RECORDS TO USE START

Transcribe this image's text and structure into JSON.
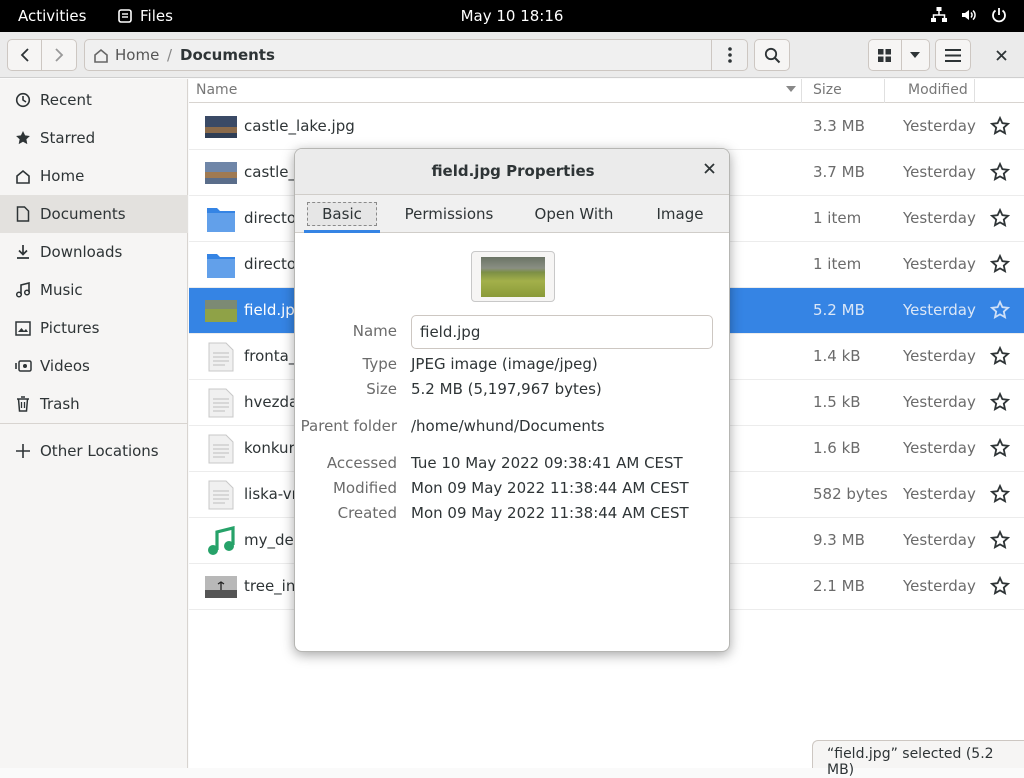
{
  "topbar": {
    "activities": "Activities",
    "app_name": "Files",
    "clock": "May 10  18:16"
  },
  "pathbar": {
    "home": "Home",
    "separator": "/",
    "current": "Documents"
  },
  "sidebar": {
    "items": [
      {
        "label": "Recent",
        "icon": "clock-icon"
      },
      {
        "label": "Starred",
        "icon": "star-icon"
      },
      {
        "label": "Home",
        "icon": "home-icon"
      },
      {
        "label": "Documents",
        "icon": "document-icon"
      },
      {
        "label": "Downloads",
        "icon": "download-icon"
      },
      {
        "label": "Music",
        "icon": "music-icon"
      },
      {
        "label": "Pictures",
        "icon": "picture-icon"
      },
      {
        "label": "Videos",
        "icon": "video-icon"
      },
      {
        "label": "Trash",
        "icon": "trash-icon"
      }
    ],
    "other_locations": "Other Locations"
  },
  "columns": {
    "name": "Name",
    "size": "Size",
    "modified": "Modified"
  },
  "files": [
    {
      "name": "castle_lake.jpg",
      "size": "3.3 MB",
      "modified": "Yesterday",
      "kind": "image"
    },
    {
      "name": "castle_r",
      "size": "3.7 MB",
      "modified": "Yesterday",
      "kind": "image"
    },
    {
      "name": "director",
      "size": "1 item",
      "modified": "Yesterday",
      "kind": "folder"
    },
    {
      "name": "director",
      "size": "1 item",
      "modified": "Yesterday",
      "kind": "folder"
    },
    {
      "name": "field.jpg",
      "size": "5.2 MB",
      "modified": "Yesterday",
      "kind": "image"
    },
    {
      "name": "fronta_r",
      "size": "1.4 kB",
      "modified": "Yesterday",
      "kind": "text"
    },
    {
      "name": "hvezdar",
      "size": "1.5 kB",
      "modified": "Yesterday",
      "kind": "text"
    },
    {
      "name": "konkurz",
      "size": "1.6 kB",
      "modified": "Yesterday",
      "kind": "text"
    },
    {
      "name": "liska-vr",
      "size": "582 bytes",
      "modified": "Yesterday",
      "kind": "text"
    },
    {
      "name": "my_dea",
      "size": "9.3 MB",
      "modified": "Yesterday",
      "kind": "music"
    },
    {
      "name": "tree_in_",
      "size": "2.1 MB",
      "modified": "Yesterday",
      "kind": "image"
    }
  ],
  "status": "“field.jpg” selected  (5.2 MB)",
  "dialog": {
    "title": "field.jpg Properties",
    "tabs": [
      "Basic",
      "Permissions",
      "Open With",
      "Image"
    ],
    "labels": {
      "name": "Name",
      "type": "Type",
      "size": "Size",
      "parent": "Parent folder",
      "accessed": "Accessed",
      "modified": "Modified",
      "created": "Created"
    },
    "values": {
      "name": "field.jpg",
      "type": "JPEG image (image/jpeg)",
      "size": "5.2 MB (5,197,967 bytes)",
      "parent": "/home/whund/Documents",
      "accessed": "Tue 10 May 2022 09:38:41 AM CEST",
      "modified": "Mon 09 May 2022 11:38:44 AM CEST",
      "created": "Mon 09 May 2022 11:38:44 AM CEST"
    }
  }
}
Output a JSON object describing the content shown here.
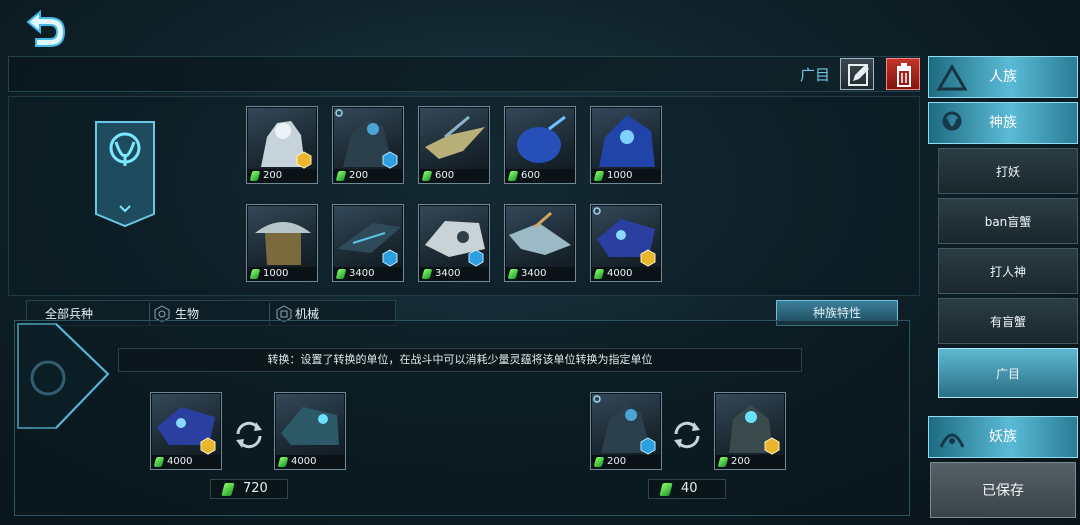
{
  "header": {
    "deck_name": "广目"
  },
  "units_top": [
    {
      "cost": "200",
      "badge": "yellow"
    },
    {
      "cost": "200",
      "badge": "blue"
    },
    {
      "cost": "600",
      "badge": ""
    },
    {
      "cost": "600",
      "badge": ""
    },
    {
      "cost": "1000",
      "badge": ""
    }
  ],
  "units_bottom": [
    {
      "cost": "1000",
      "badge": ""
    },
    {
      "cost": "3400",
      "badge": "blue"
    },
    {
      "cost": "3400",
      "badge": "blue"
    },
    {
      "cost": "3400",
      "badge": ""
    },
    {
      "cost": "4000",
      "badge": "yellow"
    }
  ],
  "filter_tabs": {
    "all": "全部兵种",
    "bio": "生物",
    "mech": "机械",
    "race_trait": "种族特性"
  },
  "description": "转换：设置了转换的单位，在战斗中可以消耗少量灵蕴将该单位转换为指定单位",
  "conversions": [
    {
      "from_cost": "4000",
      "to_cost": "4000",
      "price": "720"
    },
    {
      "from_cost": "200",
      "to_cost": "200",
      "price": "40"
    }
  ],
  "sidebar": {
    "races": [
      "人族",
      "神族",
      "妖族"
    ],
    "decks": [
      "打妖",
      "ban盲蟹",
      "打人神",
      "有盲蟹",
      "广目"
    ],
    "saved_label": "已保存"
  },
  "colors": {
    "accent": "#5bbbd6",
    "gem": "#6fe04a",
    "danger": "#b3261e",
    "badge_yellow": "#e9b62c",
    "badge_blue": "#2b9fe0"
  }
}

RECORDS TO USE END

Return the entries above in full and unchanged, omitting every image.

EXERCISE ANSWER:
Transcribe this image's text and structure into JSON.
{
  "topbar": {
    "activities": "Activities",
    "app_name": "Files",
    "clock": "May 10  18:16"
  },
  "pathbar": {
    "home": "Home",
    "separator": "/",
    "current": "Documents"
  },
  "sidebar": {
    "items": [
      {
        "label": "Recent",
        "icon": "clock-icon"
      },
      {
        "label": "Starred",
        "icon": "star-icon"
      },
      {
        "label": "Home",
        "icon": "home-icon"
      },
      {
        "label": "Documents",
        "icon": "document-icon"
      },
      {
        "label": "Downloads",
        "icon": "download-icon"
      },
      {
        "label": "Music",
        "icon": "music-icon"
      },
      {
        "label": "Pictures",
        "icon": "picture-icon"
      },
      {
        "label": "Videos",
        "icon": "video-icon"
      },
      {
        "label": "Trash",
        "icon": "trash-icon"
      }
    ],
    "other_locations": "Other Locations"
  },
  "columns": {
    "name": "Name",
    "size": "Size",
    "modified": "Modified"
  },
  "files": [
    {
      "name": "castle_lake.jpg",
      "size": "3.3 MB",
      "modified": "Yesterday",
      "kind": "image"
    },
    {
      "name": "castle_r",
      "size": "3.7 MB",
      "modified": "Yesterday",
      "kind": "image"
    },
    {
      "name": "director",
      "size": "1 item",
      "modified": "Yesterday",
      "kind": "folder"
    },
    {
      "name": "director",
      "size": "1 item",
      "modified": "Yesterday",
      "kind": "folder"
    },
    {
      "name": "field.jpg",
      "size": "5.2 MB",
      "modified": "Yesterday",
      "kind": "image"
    },
    {
      "name": "fronta_r",
      "size": "1.4 kB",
      "modified": "Yesterday",
      "kind": "text"
    },
    {
      "name": "hvezdar",
      "size": "1.5 kB",
      "modified": "Yesterday",
      "kind": "text"
    },
    {
      "name": "konkurz",
      "size": "1.6 kB",
      "modified": "Yesterday",
      "kind": "text"
    },
    {
      "name": "liska-vr",
      "size": "582 bytes",
      "modified": "Yesterday",
      "kind": "text"
    },
    {
      "name": "my_dea",
      "size": "9.3 MB",
      "modified": "Yesterday",
      "kind": "music"
    },
    {
      "name": "tree_in_",
      "size": "2.1 MB",
      "modified": "Yesterday",
      "kind": "image"
    }
  ],
  "status": "“field.jpg” selected  (5.2 MB)",
  "dialog": {
    "title": "field.jpg Properties",
    "tabs": [
      "Basic",
      "Permissions",
      "Open With",
      "Image"
    ],
    "labels": {
      "name": "Name",
      "type": "Type",
      "size": "Size",
      "parent": "Parent folder",
      "accessed": "Accessed",
      "modified": "Modified",
      "created": "Created"
    },
    "values": {
      "name": "field.jpg",
      "type": "JPEG image (image/jpeg)",
      "size": "5.2 MB (5,197,967 bytes)",
      "parent": "/home/whund/Documents",
      "accessed": "Tue 10 May 2022 09:38:41 AM CEST",
      "modified": "Mon 09 May 2022 11:38:44 AM CEST",
      "created": "Mon 09 May 2022 11:38:44 AM CEST"
    }
  }
}
Output a JSON object describing the content shown here.
{
  "header": {
    "deck_name": "广目"
  },
  "units_top": [
    {
      "cost": "200",
      "badge": "yellow"
    },
    {
      "cost": "200",
      "badge": "blue"
    },
    {
      "cost": "600",
      "badge": ""
    },
    {
      "cost": "600",
      "badge": ""
    },
    {
      "cost": "1000",
      "badge": ""
    }
  ],
  "units_bottom": [
    {
      "cost": "1000",
      "badge": ""
    },
    {
      "cost": "3400",
      "badge": "blue"
    },
    {
      "cost": "3400",
      "badge": "blue"
    },
    {
      "cost": "3400",
      "badge": ""
    },
    {
      "cost": "4000",
      "badge": "yellow"
    }
  ],
  "filter_tabs": {
    "all": "全部兵种",
    "bio": "生物",
    "mech": "机械",
    "race_trait": "种族特性"
  },
  "description": "转换：设置了转换的单位，在战斗中可以消耗少量灵蕴将该单位转换为指定单位",
  "conversions": [
    {
      "from_cost": "4000",
      "to_cost": "4000",
      "price": "720"
    },
    {
      "from_cost": "200",
      "to_cost": "200",
      "price": "40"
    }
  ],
  "sidebar": {
    "races": [
      "人族",
      "神族",
      "妖族"
    ],
    "decks": [
      "打妖",
      "ban盲蟹",
      "打人神",
      "有盲蟹",
      "广目"
    ],
    "saved_label": "已保存"
  },
  "colors": {
    "accent": "#5bbbd6",
    "gem": "#6fe04a",
    "danger": "#b3261e",
    "badge_yellow": "#e9b62c",
    "badge_blue": "#2b9fe0"
  }
}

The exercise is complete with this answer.